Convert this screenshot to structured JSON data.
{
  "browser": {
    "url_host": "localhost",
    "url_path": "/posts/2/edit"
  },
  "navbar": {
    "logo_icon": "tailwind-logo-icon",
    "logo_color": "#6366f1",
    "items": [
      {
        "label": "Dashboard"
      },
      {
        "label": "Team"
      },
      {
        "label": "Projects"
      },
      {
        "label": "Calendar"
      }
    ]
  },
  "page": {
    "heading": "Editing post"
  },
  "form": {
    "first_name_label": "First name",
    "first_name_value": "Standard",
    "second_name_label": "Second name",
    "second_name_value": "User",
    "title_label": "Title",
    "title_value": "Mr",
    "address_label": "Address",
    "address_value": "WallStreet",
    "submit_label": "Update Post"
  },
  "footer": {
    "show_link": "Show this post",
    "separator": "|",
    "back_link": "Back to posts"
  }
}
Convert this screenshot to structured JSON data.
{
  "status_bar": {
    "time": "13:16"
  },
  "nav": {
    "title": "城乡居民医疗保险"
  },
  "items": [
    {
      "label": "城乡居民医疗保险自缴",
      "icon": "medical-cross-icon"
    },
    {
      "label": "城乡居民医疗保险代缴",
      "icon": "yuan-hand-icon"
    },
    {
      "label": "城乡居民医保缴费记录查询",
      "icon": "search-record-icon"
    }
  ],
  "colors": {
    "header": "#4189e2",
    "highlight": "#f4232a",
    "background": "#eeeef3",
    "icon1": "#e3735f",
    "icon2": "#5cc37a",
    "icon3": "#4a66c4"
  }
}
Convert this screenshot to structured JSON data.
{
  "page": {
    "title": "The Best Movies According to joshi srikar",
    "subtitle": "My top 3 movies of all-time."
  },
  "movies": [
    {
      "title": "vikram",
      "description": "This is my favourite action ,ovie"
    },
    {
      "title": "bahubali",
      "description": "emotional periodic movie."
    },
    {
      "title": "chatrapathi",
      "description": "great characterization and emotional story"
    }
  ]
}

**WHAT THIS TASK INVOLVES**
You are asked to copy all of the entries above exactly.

**RESULT**
Convert this screenshot to structured JSON data.
{
  "browser": {
    "url_host": "localhost",
    "url_path": "/posts/2/edit"
  },
  "navbar": {
    "logo_icon": "tailwind-logo-icon",
    "logo_color": "#6366f1",
    "items": [
      {
        "label": "Dashboard"
      },
      {
        "label": "Team"
      },
      {
        "label": "Projects"
      },
      {
        "label": "Calendar"
      }
    ]
  },
  "page": {
    "heading": "Editing post"
  },
  "form": {
    "first_name_label": "First name",
    "first_name_value": "Standard",
    "second_name_label": "Second name",
    "second_name_value": "User",
    "title_label": "Title",
    "title_value": "Mr",
    "address_label": "Address",
    "address_value": "WallStreet",
    "submit_label": "Update Post"
  },
  "footer": {
    "show_link": "Show this post",
    "separator": "|",
    "back_link": "Back to posts"
  }
}
Convert this screenshot to structured JSON data.
{
  "status_bar": {
    "time": "13:16"
  },
  "nav": {
    "title": "城乡居民医疗保险"
  },
  "items": [
    {
      "label": "城乡居民医疗保险自缴",
      "icon": "medical-cross-icon"
    },
    {
      "label": "城乡居民医疗保险代缴",
      "icon": "yuan-hand-icon"
    },
    {
      "label": "城乡居民医保缴费记录查询",
      "icon": "search-record-icon"
    }
  ],
  "colors": {
    "header": "#4189e2",
    "highlight": "#f4232a",
    "background": "#eeeef3",
    "icon1": "#e3735f",
    "icon2": "#5cc37a",
    "icon3": "#4a66c4"
  }
}
Convert this screenshot to structured JSON data.
{
  "page": {
    "title": "The Best Movies According to joshi srikar",
    "subtitle": "My top 3 movies of all-time."
  },
  "movies": [
    {
      "title": "vikram",
      "description": "This is my favourite action ,ovie"
    },
    {
      "title": "bahubali",
      "description": "emotional periodic movie."
    },
    {
      "title": "chatrapathi",
      "description": "great characterization and emotional story"
    }
  ]
}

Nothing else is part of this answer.